Finland's electoral commission says the conservative National Coalition Party has won the Nordic country's election, while the True Finns, a nationalist party opposed to eurozone bailouts, made the strongest gains.
With all votes counted, the conservatives won 20 percent for 44 seats in the 200-member Parliament. The opposition Social Democrats got 42 seats and the nationalist True Finns soared from six to 39 seats.
The True Finns oppose bailouts for cash-strapped European countries, while the Social Democrats have called for changes to how they are funded.
The outcome means conservative leader Jyrki Katainen will have to invite at least one of them to coalition talks, raising questions about Finland's support for rescue packages that need unanimous approval in the 17-member eurozone.
Finland's parliament, unlike others in the euro zone, has the right to vote on EU requests for bailout funds, meaning it could hold up costly plans to shore up Portugal and bring stability to debt markets.
Timo Soini, the True Finns leader, said the party would at least "get an invitation to talks" on a new government, which is expected to be formed in mid- to late-May.
The winning parties will need to form a coalition to get a majority in the 200-seat parliament and analysts expected the talks to be difficult.

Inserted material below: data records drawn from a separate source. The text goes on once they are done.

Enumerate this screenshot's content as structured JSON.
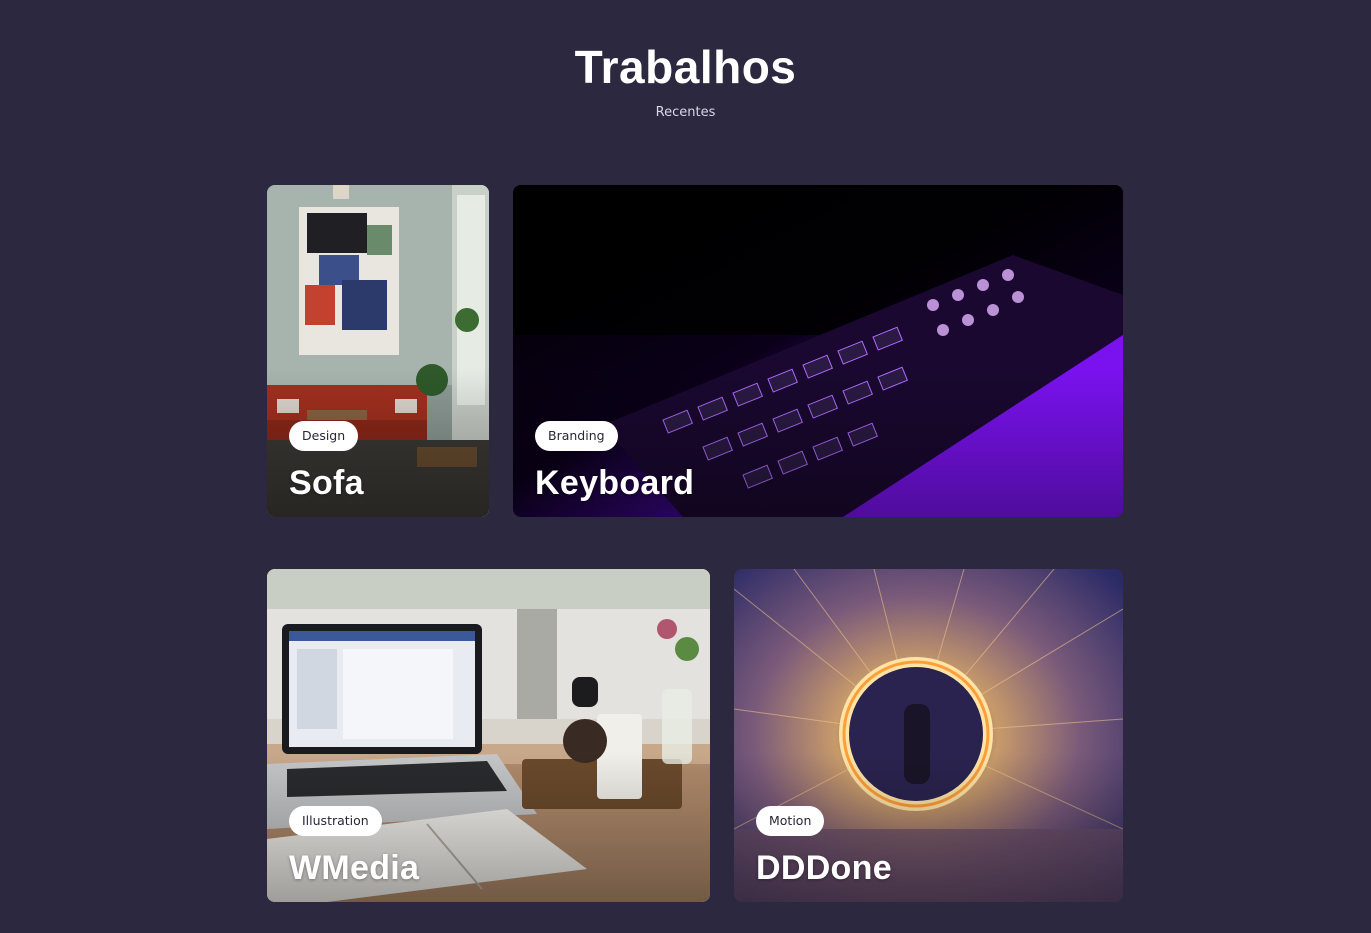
{
  "header": {
    "title": "Trabalhos",
    "subtitle": "Recentes"
  },
  "projects": [
    {
      "tag": "Design",
      "title": "Sofa",
      "image": "cafe-interior-red-sofa-painting"
    },
    {
      "tag": "Branding",
      "title": "Keyboard",
      "image": "backlit-keyboard-purple-light"
    },
    {
      "tag": "Illustration",
      "title": "WMedia",
      "image": "laptop-notebook-coffee-desk"
    },
    {
      "tag": "Motion",
      "title": "DDDone",
      "image": "steel-wool-light-circle"
    }
  ],
  "colors": {
    "background": "#2c2840",
    "tag_bg": "#ffffff",
    "tag_text": "#2a2638",
    "title_text": "#ffffff"
  }
}
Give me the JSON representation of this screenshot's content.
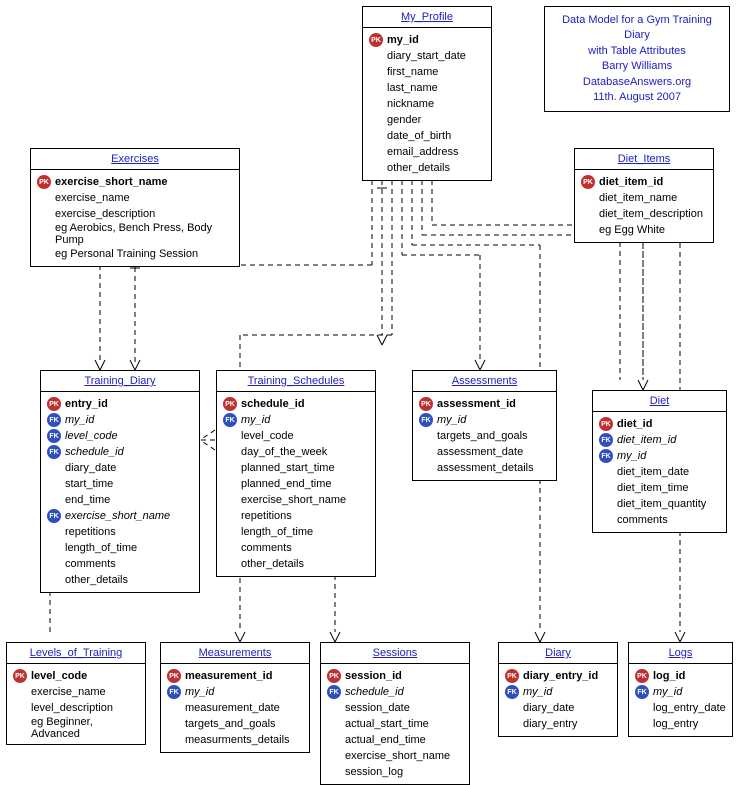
{
  "info": {
    "l1": "Data Model for a Gym Training Diary",
    "l2": "with Table Attributes",
    "l3": "Barry Williams",
    "l4": "DatabaseAnswers.org",
    "l5": "11th. August 2007"
  },
  "my_profile": {
    "title": "My_Profile",
    "fields": [
      {
        "k": "pk",
        "t": "my_id",
        "b": 1
      },
      {
        "t": "diary_start_date"
      },
      {
        "t": "first_name"
      },
      {
        "t": "last_name"
      },
      {
        "t": "nickname"
      },
      {
        "t": "gender"
      },
      {
        "t": "date_of_birth"
      },
      {
        "t": "email_address"
      },
      {
        "t": "other_details"
      }
    ]
  },
  "exercises": {
    "title": "Exercises",
    "fields": [
      {
        "k": "pk",
        "t": "exercise_short_name",
        "b": 1
      },
      {
        "t": "exercise_name"
      },
      {
        "t": "exercise_description"
      },
      {
        "t": "eg Aerobics, Bench Press, Body Pump"
      },
      {
        "t": "eg Personal Training Session"
      }
    ]
  },
  "diet_items": {
    "title": "Diet_Items",
    "fields": [
      {
        "k": "pk",
        "t": "diet_item_id",
        "b": 1
      },
      {
        "t": "diet_item_name"
      },
      {
        "t": "diet_item_description"
      },
      {
        "t": "eg Egg White"
      }
    ]
  },
  "training_diary": {
    "title": "Training_Diary",
    "fields": [
      {
        "k": "pk",
        "t": "entry_id",
        "b": 1
      },
      {
        "k": "fk",
        "t": "my_id",
        "i": 1
      },
      {
        "k": "fk",
        "t": "level_code",
        "i": 1
      },
      {
        "k": "fk",
        "t": "schedule_id",
        "i": 1
      },
      {
        "t": "diary_date"
      },
      {
        "t": "start_time"
      },
      {
        "t": "end_time"
      },
      {
        "k": "fk",
        "t": "exercise_short_name",
        "i": 1
      },
      {
        "t": "repetitions"
      },
      {
        "t": "length_of_time"
      },
      {
        "t": "comments"
      },
      {
        "t": "other_details"
      }
    ]
  },
  "training_schedules": {
    "title": "Training_Schedules",
    "fields": [
      {
        "k": "pk",
        "t": "schedule_id",
        "b": 1
      },
      {
        "k": "fk",
        "t": "my_id",
        "i": 1
      },
      {
        "t": "level_code"
      },
      {
        "t": "day_of_the_week"
      },
      {
        "t": "planned_start_time"
      },
      {
        "t": "planned_end_time"
      },
      {
        "t": "exercise_short_name"
      },
      {
        "t": "repetitions"
      },
      {
        "t": "length_of_time"
      },
      {
        "t": "comments"
      },
      {
        "t": "other_details"
      }
    ]
  },
  "assessments": {
    "title": "Assessments",
    "fields": [
      {
        "k": "pk",
        "t": "assessment_id",
        "b": 1
      },
      {
        "k": "fk",
        "t": "my_id",
        "i": 1
      },
      {
        "t": "targets_and_goals"
      },
      {
        "t": "assessment_date"
      },
      {
        "t": "assessment_details"
      }
    ]
  },
  "diet": {
    "title": "Diet",
    "fields": [
      {
        "k": "pk",
        "t": "diet_id",
        "b": 1
      },
      {
        "k": "fk",
        "t": "diet_item_id",
        "i": 1
      },
      {
        "k": "fk",
        "t": "my_id",
        "i": 1
      },
      {
        "t": "diet_item_date"
      },
      {
        "t": "diet_item_time"
      },
      {
        "t": "diet_item_quantity"
      },
      {
        "t": "comments"
      }
    ]
  },
  "levels": {
    "title": "Levels_of_Training",
    "fields": [
      {
        "k": "pk",
        "t": "level_code",
        "b": 1
      },
      {
        "t": "exercise_name"
      },
      {
        "t": "level_description"
      },
      {
        "t": "eg Beginner, Advanced"
      }
    ]
  },
  "measurements": {
    "title": "Measurements",
    "fields": [
      {
        "k": "pk",
        "t": "measurement_id",
        "b": 1
      },
      {
        "k": "fk",
        "t": "my_id",
        "i": 1
      },
      {
        "t": "measurement_date"
      },
      {
        "t": "targets_and_goals"
      },
      {
        "t": "measurments_details"
      }
    ]
  },
  "sessions": {
    "title": "Sessions",
    "fields": [
      {
        "k": "pk",
        "t": "session_id",
        "b": 1
      },
      {
        "k": "fk",
        "t": "schedule_id",
        "i": 1
      },
      {
        "t": "session_date"
      },
      {
        "t": "actual_start_time"
      },
      {
        "t": "actual_end_time"
      },
      {
        "t": "exercise_short_name"
      },
      {
        "t": "session_log"
      }
    ]
  },
  "diary": {
    "title": "Diary",
    "fields": [
      {
        "k": "pk",
        "t": "diary_entry_id",
        "b": 1
      },
      {
        "k": "fk",
        "t": "my_id",
        "i": 1
      },
      {
        "t": "diary_date"
      },
      {
        "t": "diary_entry"
      }
    ]
  },
  "logs": {
    "title": "Logs",
    "fields": [
      {
        "k": "pk",
        "t": "log_id",
        "b": 1
      },
      {
        "k": "fk",
        "t": "my_id",
        "i": 1
      },
      {
        "t": "log_entry_date"
      },
      {
        "t": "log_entry"
      }
    ]
  }
}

Nevertheless, Finland's policy direction was expected to undergo changes.
National Coalition minister Jan Vapaavuori on Friday played down fears of an anti-euro government. The True Finns, he said, would probably be asked to tone down their rhetoric as a condition of joining the coalition.

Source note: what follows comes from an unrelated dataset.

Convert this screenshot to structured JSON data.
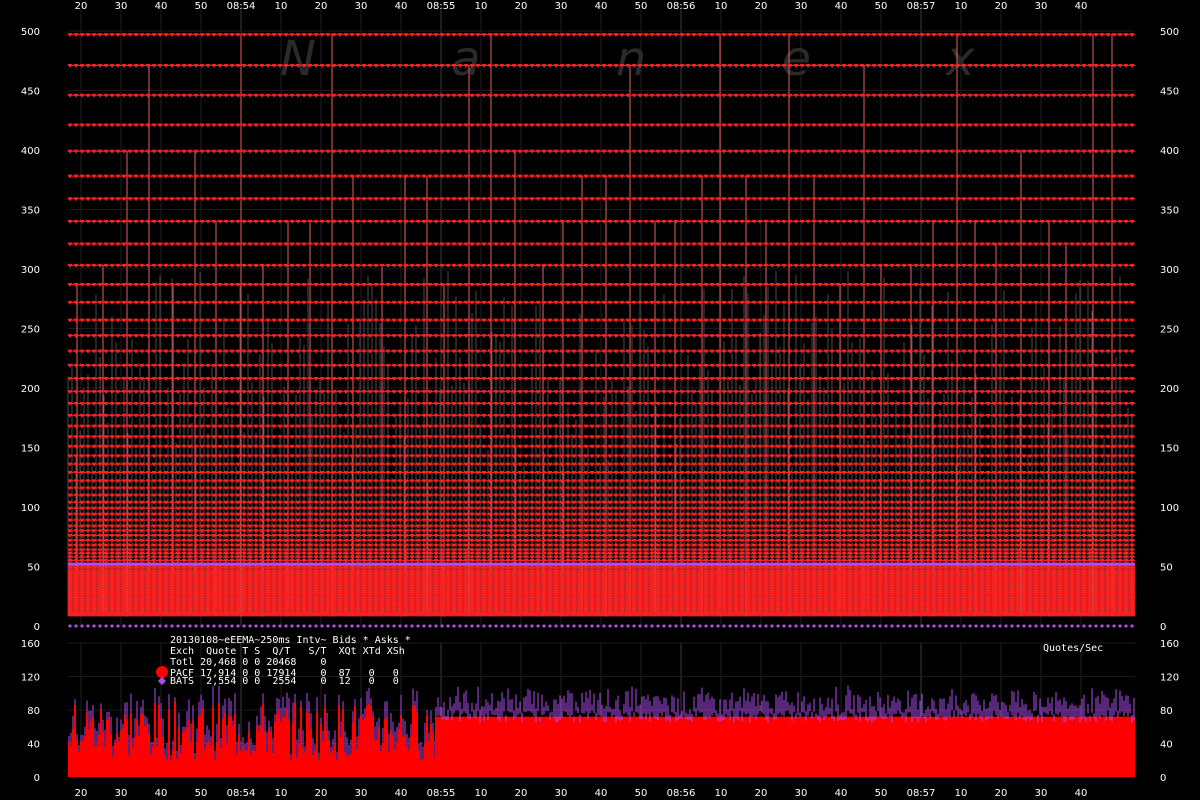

The Social Democrats, who are critical of the bailout but supportive of the EU, would be easier to get on board, he said.
Mr. Soini, however, warned on Sunday that the EU bailout plan for Portugal will not survive,.

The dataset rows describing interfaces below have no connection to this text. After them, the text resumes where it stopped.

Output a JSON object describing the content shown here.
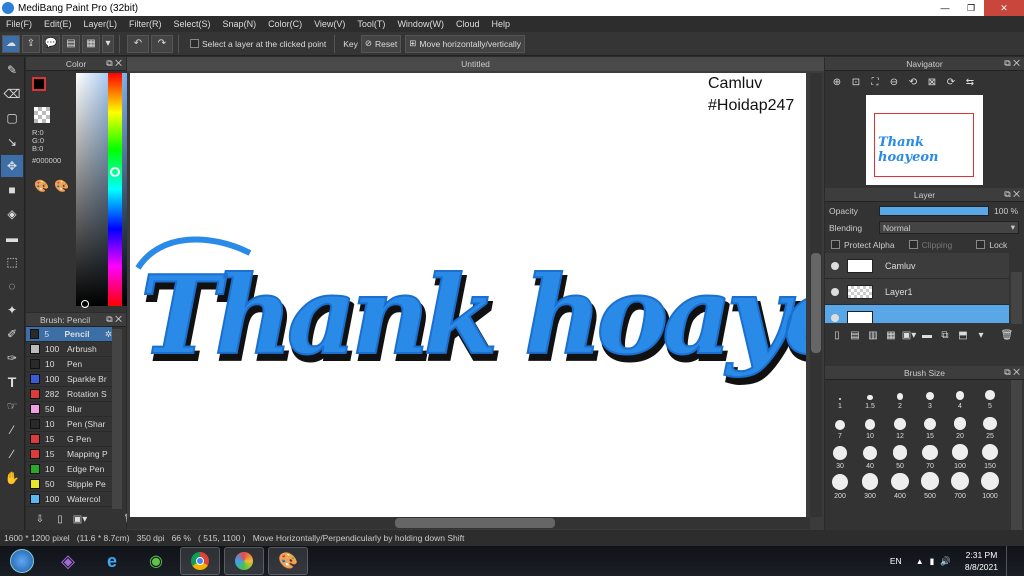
{
  "window": {
    "title": "MediBang Paint Pro (32bit)",
    "controls": {
      "minimize": "—",
      "maximize": "❐",
      "close": "✕"
    }
  },
  "menu": [
    "File(F)",
    "Edit(E)",
    "Layer(L)",
    "Filter(R)",
    "Select(S)",
    "Snap(N)",
    "Color(C)",
    "View(V)",
    "Tool(T)",
    "Window(W)",
    "Cloud",
    "Help"
  ],
  "toolbar": {
    "select_layer_label": "Select a layer at the clicked point",
    "key_label": "Key",
    "reset_label": "Reset",
    "move_label": "Move horizontally/vertically"
  },
  "color_panel": {
    "title": "Color",
    "r": "R:0",
    "g": "G:0",
    "b": "B:0",
    "hex": "#000000"
  },
  "brush_panel": {
    "title": "Brush: Pencil",
    "items": [
      {
        "size": "5",
        "name": "Pencil",
        "color": "#2a2a2a"
      },
      {
        "size": "100",
        "name": "Arbrush",
        "color": "#bbbbbb"
      },
      {
        "size": "10",
        "name": "Pen",
        "color": "#2a2a2a"
      },
      {
        "size": "100",
        "name": "Sparkle Br",
        "color": "#3c5bd8"
      },
      {
        "size": "282",
        "name": "Rotation S",
        "color": "#d83c3c"
      },
      {
        "size": "50",
        "name": "Blur",
        "color": "#f0a0e0"
      },
      {
        "size": "10",
        "name": "Pen (Shar",
        "color": "#2a2a2a"
      },
      {
        "size": "15",
        "name": "G Pen",
        "color": "#d83c3c"
      },
      {
        "size": "15",
        "name": "Mapping P",
        "color": "#d83c3c"
      },
      {
        "size": "10",
        "name": "Edge Pen",
        "color": "#2aa82a"
      },
      {
        "size": "50",
        "name": "Stipple Pe",
        "color": "#e8e82a"
      },
      {
        "size": "100",
        "name": "Watercol",
        "color": "#5ab8f0"
      }
    ]
  },
  "canvas": {
    "tab_title": "Untitled",
    "artwork_text": "Thank hoayeon",
    "note_line1": "Camluv",
    "note_line2": "#Hoidap247"
  },
  "navigator": {
    "title": "Navigator"
  },
  "layer_panel": {
    "title": "Layer",
    "opacity_label": "Opacity",
    "opacity_value": "100 %",
    "opacity": 1.0,
    "blending_label": "Blending",
    "blending_value": "Normal",
    "protect_alpha": "Protect Alpha",
    "clipping": "Clipping",
    "lock": "Lock",
    "layers": [
      {
        "name": "Camluv",
        "selected": false
      },
      {
        "name": "Layer1",
        "selected": false
      },
      {
        "name": "",
        "selected": true
      }
    ]
  },
  "brush_size": {
    "title": "Brush Size",
    "sizes": [
      "1",
      "1.5",
      "2",
      "3",
      "4",
      "5",
      "7",
      "10",
      "12",
      "15",
      "20",
      "25",
      "30",
      "40",
      "50",
      "70",
      "100",
      "150",
      "200",
      "300",
      "400",
      "500",
      "700",
      "1000"
    ]
  },
  "status": {
    "text": "1600 * 1200 pixel   (11.6 * 8.7cm)   350 dpi   66 %   ( 515, 1100 )   Move Horizontally/Perpendicularly by holding down Shift"
  },
  "taskbar": {
    "lang": "EN",
    "time": "2:31 PM",
    "date": "8/8/2021"
  },
  "colors": {
    "accent": "#3c6fa8",
    "stroke": "#2a8ae8"
  }
}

"The package that is there - I do not believe it will remain," he said on Finnish national broadcaster YLE.